Mt. Kenya, at the helm of Kenya’s Central Province, is the second tallest peak on the continent of Africa and a commanding natural presence. The mountain itself is a single point inside a vast and surreal thicket of ascending national forest and active game protection communities. The central counties of Kenya extend from the center of the national park, like six irregular pie slices, with their points meeting at the peak of the mountain. It is along the lower edge of these forests where, in wet, high elevation communities with mineral-rich soil (Mt. Kenya is a stratovolcano) many believe the best coffees in Kenya, often the world, are crafted.
Nyeri is perhaps the most well-known of these central counties. Kenya’s coffee is dominated by a cooperative system of production, whose members vote on representation, marketing and milling contracts for their coffee, as well as profit allocation. Othaya Farmers Cooperative Society, the umbrella organization that includes Mahiga Factory, is one of Kenya’s larger societies, with 19 different factories and more than 14,000 farmer members across the southern Nyeri region. The Mahiga Factory has 400 members actively harvesting and delivering to the processing center. The factory’s total parchment output this past harvest was 152,000 kgs, meaning the average member of Mahiga is farming enough coffee fruit for roughly 11 30kg units of exportable green.
Mahiga Factory’s chairman is Newton Mugai, one of the founding directors of Kenya Cooperative Coffee Exporters (KCCE). KCCE is an historic organization of almost 4,000 individual cooperatives. The group was formed in 2009, with the express goal of managing marketing and exporting operations cooperatively (as opposed to contractually with third parties) and thereby increasing returns to farms.
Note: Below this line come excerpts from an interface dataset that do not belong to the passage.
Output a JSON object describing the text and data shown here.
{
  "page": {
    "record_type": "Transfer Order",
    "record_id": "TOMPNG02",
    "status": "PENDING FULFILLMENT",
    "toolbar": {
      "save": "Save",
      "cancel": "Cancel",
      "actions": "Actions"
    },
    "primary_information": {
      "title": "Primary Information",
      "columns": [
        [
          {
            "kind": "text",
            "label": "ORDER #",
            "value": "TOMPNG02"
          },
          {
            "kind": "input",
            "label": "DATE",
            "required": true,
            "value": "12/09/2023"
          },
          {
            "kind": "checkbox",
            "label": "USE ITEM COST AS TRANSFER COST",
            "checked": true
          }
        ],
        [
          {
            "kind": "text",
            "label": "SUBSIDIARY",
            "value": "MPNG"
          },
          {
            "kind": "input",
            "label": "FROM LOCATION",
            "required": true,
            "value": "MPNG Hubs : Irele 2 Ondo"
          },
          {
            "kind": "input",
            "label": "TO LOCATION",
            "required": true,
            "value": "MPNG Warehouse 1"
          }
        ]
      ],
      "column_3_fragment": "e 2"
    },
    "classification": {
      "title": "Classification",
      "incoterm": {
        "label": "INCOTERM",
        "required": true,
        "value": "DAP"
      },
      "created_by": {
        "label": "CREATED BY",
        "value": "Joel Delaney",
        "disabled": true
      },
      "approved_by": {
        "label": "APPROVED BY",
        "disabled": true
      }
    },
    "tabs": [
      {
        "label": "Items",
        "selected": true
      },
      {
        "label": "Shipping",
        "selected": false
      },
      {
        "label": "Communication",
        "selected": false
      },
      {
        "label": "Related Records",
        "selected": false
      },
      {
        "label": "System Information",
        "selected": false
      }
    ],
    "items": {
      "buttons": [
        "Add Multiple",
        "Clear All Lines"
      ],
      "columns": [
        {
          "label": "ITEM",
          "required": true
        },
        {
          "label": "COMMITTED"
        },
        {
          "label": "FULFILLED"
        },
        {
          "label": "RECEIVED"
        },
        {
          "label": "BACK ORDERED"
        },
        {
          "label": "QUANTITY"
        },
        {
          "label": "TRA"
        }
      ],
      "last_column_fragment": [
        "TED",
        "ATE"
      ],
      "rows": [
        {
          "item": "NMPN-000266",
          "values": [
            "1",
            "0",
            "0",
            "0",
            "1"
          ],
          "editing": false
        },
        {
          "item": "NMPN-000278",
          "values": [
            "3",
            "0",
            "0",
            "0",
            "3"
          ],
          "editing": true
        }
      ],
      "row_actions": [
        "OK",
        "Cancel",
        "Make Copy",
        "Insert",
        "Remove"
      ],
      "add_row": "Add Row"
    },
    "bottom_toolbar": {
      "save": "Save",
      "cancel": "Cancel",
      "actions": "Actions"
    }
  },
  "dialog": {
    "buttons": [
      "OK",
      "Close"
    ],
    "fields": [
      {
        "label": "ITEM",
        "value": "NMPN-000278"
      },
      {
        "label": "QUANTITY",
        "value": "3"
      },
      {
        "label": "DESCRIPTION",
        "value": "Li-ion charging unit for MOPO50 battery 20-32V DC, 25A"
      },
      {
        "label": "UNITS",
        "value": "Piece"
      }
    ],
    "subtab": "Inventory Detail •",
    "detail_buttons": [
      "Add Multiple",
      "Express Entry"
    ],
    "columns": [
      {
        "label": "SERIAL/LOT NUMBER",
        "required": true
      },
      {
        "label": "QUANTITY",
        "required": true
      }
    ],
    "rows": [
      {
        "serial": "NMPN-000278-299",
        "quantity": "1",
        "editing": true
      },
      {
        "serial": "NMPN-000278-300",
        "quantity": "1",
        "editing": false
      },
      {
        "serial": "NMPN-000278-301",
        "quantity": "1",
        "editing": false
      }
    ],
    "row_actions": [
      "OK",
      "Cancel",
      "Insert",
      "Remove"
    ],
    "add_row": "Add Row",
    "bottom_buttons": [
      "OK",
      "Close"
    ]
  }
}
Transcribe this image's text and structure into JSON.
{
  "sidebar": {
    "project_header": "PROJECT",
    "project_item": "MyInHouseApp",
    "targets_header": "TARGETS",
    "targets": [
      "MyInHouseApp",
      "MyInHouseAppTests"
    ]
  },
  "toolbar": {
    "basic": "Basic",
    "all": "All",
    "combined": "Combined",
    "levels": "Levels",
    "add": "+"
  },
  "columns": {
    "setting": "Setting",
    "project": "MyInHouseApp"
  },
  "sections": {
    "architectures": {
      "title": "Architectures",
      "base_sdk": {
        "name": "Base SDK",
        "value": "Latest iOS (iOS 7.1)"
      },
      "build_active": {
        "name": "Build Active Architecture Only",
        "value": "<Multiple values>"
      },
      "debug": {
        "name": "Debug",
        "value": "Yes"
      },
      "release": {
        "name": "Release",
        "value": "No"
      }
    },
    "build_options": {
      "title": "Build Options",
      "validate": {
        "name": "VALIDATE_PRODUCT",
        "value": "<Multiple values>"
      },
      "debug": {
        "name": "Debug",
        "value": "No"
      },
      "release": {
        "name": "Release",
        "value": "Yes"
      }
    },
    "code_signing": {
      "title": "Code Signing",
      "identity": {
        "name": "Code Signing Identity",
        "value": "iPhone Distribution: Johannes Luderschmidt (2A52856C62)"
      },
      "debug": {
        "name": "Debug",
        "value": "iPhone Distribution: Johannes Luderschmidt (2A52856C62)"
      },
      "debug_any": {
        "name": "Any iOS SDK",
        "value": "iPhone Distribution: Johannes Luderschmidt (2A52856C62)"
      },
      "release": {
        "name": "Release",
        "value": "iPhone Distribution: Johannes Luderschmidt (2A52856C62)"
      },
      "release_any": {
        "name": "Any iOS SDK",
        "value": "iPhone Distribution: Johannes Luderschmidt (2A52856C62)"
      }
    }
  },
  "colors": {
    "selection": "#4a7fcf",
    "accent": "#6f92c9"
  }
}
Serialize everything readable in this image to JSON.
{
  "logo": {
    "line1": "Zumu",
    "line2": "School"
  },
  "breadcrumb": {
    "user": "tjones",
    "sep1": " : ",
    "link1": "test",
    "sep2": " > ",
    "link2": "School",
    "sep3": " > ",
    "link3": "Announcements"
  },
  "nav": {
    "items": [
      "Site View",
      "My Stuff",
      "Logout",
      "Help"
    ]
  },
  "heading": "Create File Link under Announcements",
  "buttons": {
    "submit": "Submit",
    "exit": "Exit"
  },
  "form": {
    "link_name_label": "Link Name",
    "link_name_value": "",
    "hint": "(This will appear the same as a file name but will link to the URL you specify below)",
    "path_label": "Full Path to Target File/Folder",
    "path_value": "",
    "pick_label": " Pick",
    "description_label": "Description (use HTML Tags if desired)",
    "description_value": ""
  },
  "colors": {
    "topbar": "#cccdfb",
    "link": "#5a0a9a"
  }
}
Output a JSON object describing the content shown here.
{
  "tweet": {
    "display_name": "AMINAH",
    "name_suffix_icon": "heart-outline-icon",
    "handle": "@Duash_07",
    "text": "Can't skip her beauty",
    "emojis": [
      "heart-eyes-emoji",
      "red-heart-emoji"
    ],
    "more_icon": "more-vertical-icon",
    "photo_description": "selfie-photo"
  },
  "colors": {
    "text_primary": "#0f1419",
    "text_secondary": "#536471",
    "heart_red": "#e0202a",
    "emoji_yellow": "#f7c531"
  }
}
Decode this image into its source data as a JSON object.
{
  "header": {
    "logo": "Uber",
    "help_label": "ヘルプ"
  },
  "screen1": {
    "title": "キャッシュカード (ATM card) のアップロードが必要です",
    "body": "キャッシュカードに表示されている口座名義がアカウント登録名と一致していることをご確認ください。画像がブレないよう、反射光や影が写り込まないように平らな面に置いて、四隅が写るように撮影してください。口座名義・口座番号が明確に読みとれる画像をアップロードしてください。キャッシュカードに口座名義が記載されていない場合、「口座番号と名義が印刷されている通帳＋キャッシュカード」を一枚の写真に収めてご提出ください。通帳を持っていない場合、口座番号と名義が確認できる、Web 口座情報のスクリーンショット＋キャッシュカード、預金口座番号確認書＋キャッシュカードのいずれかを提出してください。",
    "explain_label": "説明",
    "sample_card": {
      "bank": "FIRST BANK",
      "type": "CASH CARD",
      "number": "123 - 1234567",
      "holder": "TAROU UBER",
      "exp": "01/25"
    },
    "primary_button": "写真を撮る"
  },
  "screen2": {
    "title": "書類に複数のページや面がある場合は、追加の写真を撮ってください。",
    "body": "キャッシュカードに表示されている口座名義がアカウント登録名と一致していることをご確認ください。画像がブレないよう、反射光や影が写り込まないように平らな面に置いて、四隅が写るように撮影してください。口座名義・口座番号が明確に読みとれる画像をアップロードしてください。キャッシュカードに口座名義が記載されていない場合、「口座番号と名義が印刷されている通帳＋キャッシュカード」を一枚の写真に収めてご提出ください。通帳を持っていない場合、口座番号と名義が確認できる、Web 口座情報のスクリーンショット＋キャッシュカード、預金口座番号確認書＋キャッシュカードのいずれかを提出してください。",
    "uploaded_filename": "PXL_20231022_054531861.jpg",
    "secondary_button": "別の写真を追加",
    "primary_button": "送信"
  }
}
The economics of smallholder systems are consistently difficult everywhere in the world, and in Kenya in particular the number of individual margins sliced off an export price before payment reaches the actual farms is many, leaving only a small percentage to support coffee growth itself. And most often this arrives many months after harvest. KCCE, by managing more of the value chain itself, can capture a greater margin on behalf of the farms. Farmers belonging to Mahiga receive 55 shillings per kilogram of fresh cherry delivered to the factory, the equivalent of $1.40/lb of the green coffee price.
Kenya is of course known for some of the most meticulous at-scale processing that can be found anywhere in the world. Bright white parchment, nearly perfectly sorted by density and bulk conditioned at high elevations is the norm, and a matter of pride, even for generations of Kenyan processing managers who prefer drinking Kenya’s tea (abundantly farmed in nearby Muranga county) to its coffee. Ample water supply in the central growing regions has historically allowed factories to wash, and wash, and soak, and wash their coffees again entirely with fresh, cold river water.
Mahiga typically ferments twice: once under water for 12 hours, and again under fresh water for another 12-36 hours, with a washing in between. Double fermentation is very rare in Kenya, and, based on our experience, the technique is strongly correlated with excellent cleanliness and clarity in the cup (Mahiga’s lots are some of the best and most balanced Kenyas we’ve tasted all year).
After fermentation is complete, the clean parchment soaks for 16 hours, again in fresh water, before it is sorted by density and brought to the tables to dry, which typically takes two weeks. After drying is complete the coffee is stored on site and eventually delivered to the Othaya dry mill for grading and a final density sort. The established milling and sorting by grade, or bean size, is a longstanding tradition and positions Kenya coffees well for roasters, by tightly controlling the physical preparation and creating a diversity of profiles from a single processing batch.